↓↓↓

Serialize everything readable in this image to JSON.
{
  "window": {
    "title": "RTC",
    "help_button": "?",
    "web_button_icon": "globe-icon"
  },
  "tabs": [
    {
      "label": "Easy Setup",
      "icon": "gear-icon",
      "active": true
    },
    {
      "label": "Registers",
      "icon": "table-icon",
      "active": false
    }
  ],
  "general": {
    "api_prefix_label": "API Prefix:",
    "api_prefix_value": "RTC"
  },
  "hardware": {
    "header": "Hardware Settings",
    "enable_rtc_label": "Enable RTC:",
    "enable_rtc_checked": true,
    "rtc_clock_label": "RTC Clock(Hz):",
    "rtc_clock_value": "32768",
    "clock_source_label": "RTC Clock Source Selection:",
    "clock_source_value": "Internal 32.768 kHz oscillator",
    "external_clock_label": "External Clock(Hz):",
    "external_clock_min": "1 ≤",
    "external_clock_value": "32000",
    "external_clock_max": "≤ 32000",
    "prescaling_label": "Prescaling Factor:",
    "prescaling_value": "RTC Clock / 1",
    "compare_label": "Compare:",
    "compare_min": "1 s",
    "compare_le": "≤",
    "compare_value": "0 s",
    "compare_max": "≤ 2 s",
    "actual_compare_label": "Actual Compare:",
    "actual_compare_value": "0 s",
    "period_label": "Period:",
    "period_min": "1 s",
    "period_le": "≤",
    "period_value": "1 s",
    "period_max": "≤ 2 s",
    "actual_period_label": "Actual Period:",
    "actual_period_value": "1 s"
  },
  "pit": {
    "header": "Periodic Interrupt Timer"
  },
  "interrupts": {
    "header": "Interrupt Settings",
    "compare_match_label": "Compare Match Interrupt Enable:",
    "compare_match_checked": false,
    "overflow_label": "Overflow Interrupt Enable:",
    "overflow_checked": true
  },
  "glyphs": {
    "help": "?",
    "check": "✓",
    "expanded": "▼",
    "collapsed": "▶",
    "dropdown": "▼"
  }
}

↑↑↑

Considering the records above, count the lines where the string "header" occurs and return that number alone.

3